Our ideation process disrupts the typical approach to solving problems by bringing people together and affording them the chance to think collaboratively in different modes while driving alignment around the most powerful ideas.

Over the years, Ideation has helped our clients realize numerous benefits  – from experimenting and testing ideas before setting them in motion, to reimagining user experience, boosting customer satisfaction, and cracking new markets.

Software Ideation Session

Why do we need an Ideation room?

Meetings, deservedly, have a bad rep and the typical conference room design only escalates this problem. Large conference tables lower meeting engagement, while poor flow discourages collaboration – both of which are critical to creativity and innovative thinking. We are creatures of our environments far more often than we think. Which is why a new approach to the space is so powerful. We wanted to create a space that transforms the mindset and inspires fresh ideas. One that changes the expected meeting dynamic and gets everyone active, working, and exploring. By setting the stage for ambitious collaboration, our ideation room does just that.

We’ve built it with creative, brainstorming sessions in mind, so it’s is full of light and bright workable space. Writable surfaces all around the room facilitate idea sharing, while standing-height desks help get people moving and collaborating. Although the typical conference room fare – long conference table and chairs – is gone, we kept some uber-comfortable high stools to maximize accessibility. And because Ideation sessions can get quite intense, we’ve added a lounge area just outside the room so that the participants can recharge when it’s time to take a break.

Just last week, I facilitated my first workshop in the new space with one of our clients that’s looking to deliver a WOW experience to their end-users.

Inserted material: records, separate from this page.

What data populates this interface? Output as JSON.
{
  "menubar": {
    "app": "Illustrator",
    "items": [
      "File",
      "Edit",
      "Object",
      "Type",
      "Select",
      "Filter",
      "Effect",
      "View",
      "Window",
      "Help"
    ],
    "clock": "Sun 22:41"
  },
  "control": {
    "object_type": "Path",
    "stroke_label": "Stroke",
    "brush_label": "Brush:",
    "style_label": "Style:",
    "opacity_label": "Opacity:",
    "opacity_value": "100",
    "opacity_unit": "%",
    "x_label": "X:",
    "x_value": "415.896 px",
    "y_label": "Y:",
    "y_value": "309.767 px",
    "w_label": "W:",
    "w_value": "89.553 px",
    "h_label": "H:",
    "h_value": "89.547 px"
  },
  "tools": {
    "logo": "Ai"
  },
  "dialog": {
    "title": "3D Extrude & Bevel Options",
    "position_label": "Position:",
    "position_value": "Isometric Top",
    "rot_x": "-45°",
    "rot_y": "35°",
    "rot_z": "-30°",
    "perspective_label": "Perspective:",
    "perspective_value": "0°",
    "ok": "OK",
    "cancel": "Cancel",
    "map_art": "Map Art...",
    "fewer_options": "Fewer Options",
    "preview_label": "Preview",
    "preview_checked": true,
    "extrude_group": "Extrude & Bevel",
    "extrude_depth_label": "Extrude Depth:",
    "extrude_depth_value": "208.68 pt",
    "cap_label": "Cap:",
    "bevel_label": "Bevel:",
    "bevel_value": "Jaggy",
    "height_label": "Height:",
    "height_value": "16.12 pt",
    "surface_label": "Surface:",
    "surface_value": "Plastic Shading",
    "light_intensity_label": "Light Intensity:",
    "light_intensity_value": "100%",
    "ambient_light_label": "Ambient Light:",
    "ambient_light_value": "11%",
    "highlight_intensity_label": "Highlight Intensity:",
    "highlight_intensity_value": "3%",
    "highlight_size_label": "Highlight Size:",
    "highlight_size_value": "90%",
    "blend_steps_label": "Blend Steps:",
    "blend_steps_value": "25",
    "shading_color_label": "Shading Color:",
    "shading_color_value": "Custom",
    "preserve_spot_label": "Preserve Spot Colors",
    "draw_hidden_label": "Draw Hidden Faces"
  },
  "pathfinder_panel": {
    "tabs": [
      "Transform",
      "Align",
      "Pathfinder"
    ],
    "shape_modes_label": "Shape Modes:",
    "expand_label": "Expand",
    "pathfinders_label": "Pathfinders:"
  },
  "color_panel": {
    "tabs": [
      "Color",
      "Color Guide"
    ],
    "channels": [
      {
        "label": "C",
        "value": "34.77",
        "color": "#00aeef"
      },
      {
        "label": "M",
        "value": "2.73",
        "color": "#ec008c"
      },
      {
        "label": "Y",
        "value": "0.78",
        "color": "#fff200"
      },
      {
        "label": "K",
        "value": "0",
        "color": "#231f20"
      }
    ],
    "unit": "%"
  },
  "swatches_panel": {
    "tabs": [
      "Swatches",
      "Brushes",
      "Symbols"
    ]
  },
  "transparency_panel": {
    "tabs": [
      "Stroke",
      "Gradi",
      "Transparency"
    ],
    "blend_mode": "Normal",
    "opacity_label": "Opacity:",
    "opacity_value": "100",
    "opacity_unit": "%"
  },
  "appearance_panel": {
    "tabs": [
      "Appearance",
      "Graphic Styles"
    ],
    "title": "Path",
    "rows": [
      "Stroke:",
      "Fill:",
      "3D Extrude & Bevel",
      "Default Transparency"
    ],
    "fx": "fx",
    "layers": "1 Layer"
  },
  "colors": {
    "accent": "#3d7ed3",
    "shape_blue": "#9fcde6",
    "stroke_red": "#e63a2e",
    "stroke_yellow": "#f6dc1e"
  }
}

Being a part of an Ideation workshop held in a space designed to foster empathy and common understanding among teams was eye-opening to everyone involved. We saw inspiring ideas spring to life but also witnessed a diverse, cross-functional team come together in an unexpected way. For this group, looking at a business problem in a new way, in a completely different type of environment brought results that went beyond what we could anticipate.

Powerful ideas are just around the corner, and sometimes a special kind of meeting in an entirely different space is just what’s needed to find them.